■ **Task to complete**
From the first line to the last, output the data exactly as it stands, minus its pictures.

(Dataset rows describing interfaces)
++++++

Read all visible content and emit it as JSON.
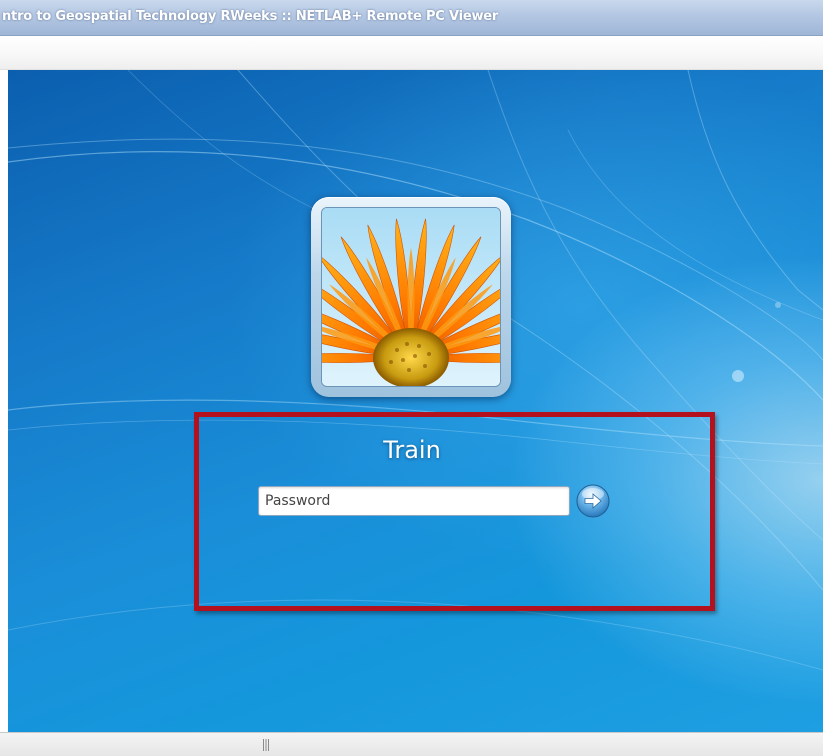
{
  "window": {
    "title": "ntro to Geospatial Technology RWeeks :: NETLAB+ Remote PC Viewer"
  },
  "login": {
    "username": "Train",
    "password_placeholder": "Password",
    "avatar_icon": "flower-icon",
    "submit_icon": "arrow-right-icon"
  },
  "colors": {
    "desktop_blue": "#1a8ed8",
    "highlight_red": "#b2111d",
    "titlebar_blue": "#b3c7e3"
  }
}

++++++

■ **Task result**
Read all visible content and emit it as JSON.
{
  "window": {
    "title": "ntro to Geospatial Technology RWeeks :: NETLAB+ Remote PC Viewer"
  },
  "login": {
    "username": "Train",
    "password_placeholder": "Password",
    "avatar_icon": "flower-icon",
    "submit_icon": "arrow-right-icon"
  },
  "colors": {
    "desktop_blue": "#1a8ed8",
    "highlight_red": "#b2111d",
    "titlebar_blue": "#b3c7e3"
  }
}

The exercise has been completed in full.